Through an e-mail, I was recently introduced to Low-Tech Magazine. It's proving to be a real time sink, with articles that can keep me reading and researching for hours on end. To name but a few that have sucked me in:
- The Mechanical Transmission of Power (2): Jerker Line Systems
- Hand powered drilling tools and machines
- The velomobile: high-tech bike or low-tech car?
- How to downsize a transport network: the Chinese wheelbarrow
That last article is fascinating. I'd never realized that a Chinese wheelbarrow has a completely different wheel size and position compared to those with which we're familiar in the West. As the article points out:
On the European wheelbarrow the wheel was (and is) invariably placed at the furthest forward end of the barrow, so that the weight of the burden is equally distributed between the wheel and the man pushing it. In fact, the wheel substitutes for the front man of the handbarrow or stretcher, the carrying tool that was replaced by the wheelbarrow.

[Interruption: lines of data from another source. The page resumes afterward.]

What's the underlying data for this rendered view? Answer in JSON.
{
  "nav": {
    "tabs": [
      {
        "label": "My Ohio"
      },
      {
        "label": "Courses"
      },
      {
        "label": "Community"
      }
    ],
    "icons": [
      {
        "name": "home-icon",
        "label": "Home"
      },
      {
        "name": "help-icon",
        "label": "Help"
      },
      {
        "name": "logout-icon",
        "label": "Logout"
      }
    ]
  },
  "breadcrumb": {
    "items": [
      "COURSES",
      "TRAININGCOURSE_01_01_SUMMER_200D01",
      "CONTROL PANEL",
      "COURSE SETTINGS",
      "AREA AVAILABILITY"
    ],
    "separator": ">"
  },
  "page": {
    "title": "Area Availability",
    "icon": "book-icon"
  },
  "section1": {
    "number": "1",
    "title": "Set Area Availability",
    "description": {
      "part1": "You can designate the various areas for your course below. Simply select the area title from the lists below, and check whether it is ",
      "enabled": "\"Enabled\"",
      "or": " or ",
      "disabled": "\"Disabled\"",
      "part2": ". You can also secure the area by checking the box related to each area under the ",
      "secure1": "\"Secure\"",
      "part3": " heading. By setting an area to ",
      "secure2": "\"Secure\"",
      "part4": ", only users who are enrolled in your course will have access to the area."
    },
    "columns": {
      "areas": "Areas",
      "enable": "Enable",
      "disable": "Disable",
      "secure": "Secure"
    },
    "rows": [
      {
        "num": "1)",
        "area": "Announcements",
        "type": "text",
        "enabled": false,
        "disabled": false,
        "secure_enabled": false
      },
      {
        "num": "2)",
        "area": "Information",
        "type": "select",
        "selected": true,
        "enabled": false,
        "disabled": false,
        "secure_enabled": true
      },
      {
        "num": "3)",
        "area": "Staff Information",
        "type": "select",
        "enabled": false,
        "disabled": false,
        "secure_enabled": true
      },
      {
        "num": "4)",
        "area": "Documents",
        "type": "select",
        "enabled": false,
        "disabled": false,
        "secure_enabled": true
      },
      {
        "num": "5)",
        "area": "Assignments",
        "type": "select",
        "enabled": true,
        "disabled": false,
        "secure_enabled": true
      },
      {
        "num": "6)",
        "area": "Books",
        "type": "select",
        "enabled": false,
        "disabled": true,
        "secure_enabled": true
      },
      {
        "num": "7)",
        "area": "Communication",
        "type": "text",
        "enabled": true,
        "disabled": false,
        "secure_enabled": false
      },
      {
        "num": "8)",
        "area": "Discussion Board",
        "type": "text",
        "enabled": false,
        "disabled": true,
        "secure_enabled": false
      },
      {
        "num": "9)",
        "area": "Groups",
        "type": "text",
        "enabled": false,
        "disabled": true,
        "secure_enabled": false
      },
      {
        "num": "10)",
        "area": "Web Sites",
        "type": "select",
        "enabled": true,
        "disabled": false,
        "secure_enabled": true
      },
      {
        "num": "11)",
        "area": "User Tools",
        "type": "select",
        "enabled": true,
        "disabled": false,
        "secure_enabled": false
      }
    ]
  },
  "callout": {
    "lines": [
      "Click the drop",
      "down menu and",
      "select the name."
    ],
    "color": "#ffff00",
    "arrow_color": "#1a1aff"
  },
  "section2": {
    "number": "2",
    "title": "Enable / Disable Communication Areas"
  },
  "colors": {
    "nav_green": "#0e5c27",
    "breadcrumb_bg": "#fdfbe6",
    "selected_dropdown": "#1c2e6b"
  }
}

In the characteristic Chinese design a much larger wheel was (and is) placed in the middle of the wheelbarrow, so that it takes the full weight of the burden with the human operator only guiding the vehicle. In fact, in this design the wheel substitutes for a pack animal. In other words, when the load is 100 kg [220 pounds], the operator of a European wheelbarrow carries a load of 50 kg [110 pounds] while the operator of a Chinese wheelbarrow carries nothing. He (or she) only has to push or pull, and steer.

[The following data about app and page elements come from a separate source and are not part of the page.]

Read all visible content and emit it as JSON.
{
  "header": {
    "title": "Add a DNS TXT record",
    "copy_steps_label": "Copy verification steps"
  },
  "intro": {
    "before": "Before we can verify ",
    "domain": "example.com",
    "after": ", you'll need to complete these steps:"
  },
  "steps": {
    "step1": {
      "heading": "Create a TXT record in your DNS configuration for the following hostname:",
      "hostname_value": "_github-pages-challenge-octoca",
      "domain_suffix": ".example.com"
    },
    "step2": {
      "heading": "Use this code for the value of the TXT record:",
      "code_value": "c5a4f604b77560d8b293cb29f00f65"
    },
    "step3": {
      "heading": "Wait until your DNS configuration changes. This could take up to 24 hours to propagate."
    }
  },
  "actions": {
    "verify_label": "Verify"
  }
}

The result was an extremely powerful and agile vehicle. In 1176 AD, the Chinese writer Tsêng Min-Hsing noted enthusiastically:
"The device is so efficient that it can take the place of three men; moreover, it is safe and steady when passing along dangerous places (cliff paths, etcetera). Ways which are as winding as the bowels of a sheep will not defeat it."

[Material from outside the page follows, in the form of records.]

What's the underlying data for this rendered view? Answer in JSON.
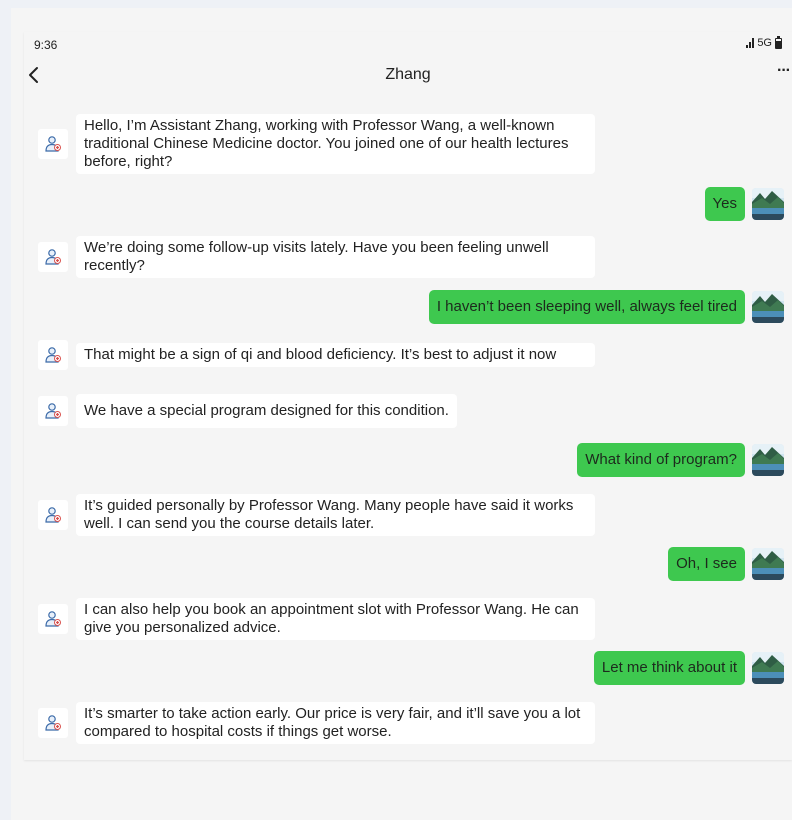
{
  "status": {
    "time": "9:36",
    "network": "5G"
  },
  "nav": {
    "title": "Zhang",
    "more": "···"
  },
  "colors": {
    "user_bubble": "#3ec84f",
    "bot_bubble": "#ffffff",
    "background": "#f5f5f5"
  },
  "icons": {
    "back": "chevron-left-icon",
    "more": "more-dots-icon",
    "bot_avatar": "doctor-avatar-icon",
    "user_avatar": "landscape-avatar-icon",
    "signal": "signal-bars-icon",
    "battery": "battery-icon"
  },
  "messages": [
    {
      "sender": "Zhang",
      "text": "Hello, I’m Assistant Zhang, working with Professor Wang, a well-known traditional Chinese Medicine doctor. You joined one of our health lectures before, right?"
    },
    {
      "sender": "user",
      "text": "Yes"
    },
    {
      "sender": "Zhang",
      "text": "We’re doing some follow-up visits lately. Have you been feeling unwell recently?"
    },
    {
      "sender": "user",
      "text": "I haven’t been sleeping well, always feel tired"
    },
    {
      "sender": "Zhang",
      "text": "That might be a sign of qi and blood deficiency. It’s best to adjust it now"
    },
    {
      "sender": "Zhang",
      "text": "We have a special program designed for this condition."
    },
    {
      "sender": "user",
      "text": "What kind of program?"
    },
    {
      "sender": "Zhang",
      "text": "It’s guided personally by Professor Wang. Many people have said it works well. I can send you the course details later."
    },
    {
      "sender": "user",
      "text": "Oh, I see"
    },
    {
      "sender": "Zhang",
      "text": "I can also help you book an appointment slot with Professor Wang. He can give you personalized advice."
    },
    {
      "sender": "user",
      "text": "Let me think about it"
    },
    {
      "sender": "Zhang",
      "text": "It’s smarter to take action early. Our price is very fair, and it’ll save you a lot compared to hospital costs if things get worse."
    }
  ]
}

There's more at the link. Really interesting stuff to a history and technology geek like me.
Overall, Low-Tech Magazine is very worthwhile reading, particularly for those living in financially straitened circumstances in rural settings. A lot of its articles can be applied to produce low-cost solutions for everyday problems. Recommended.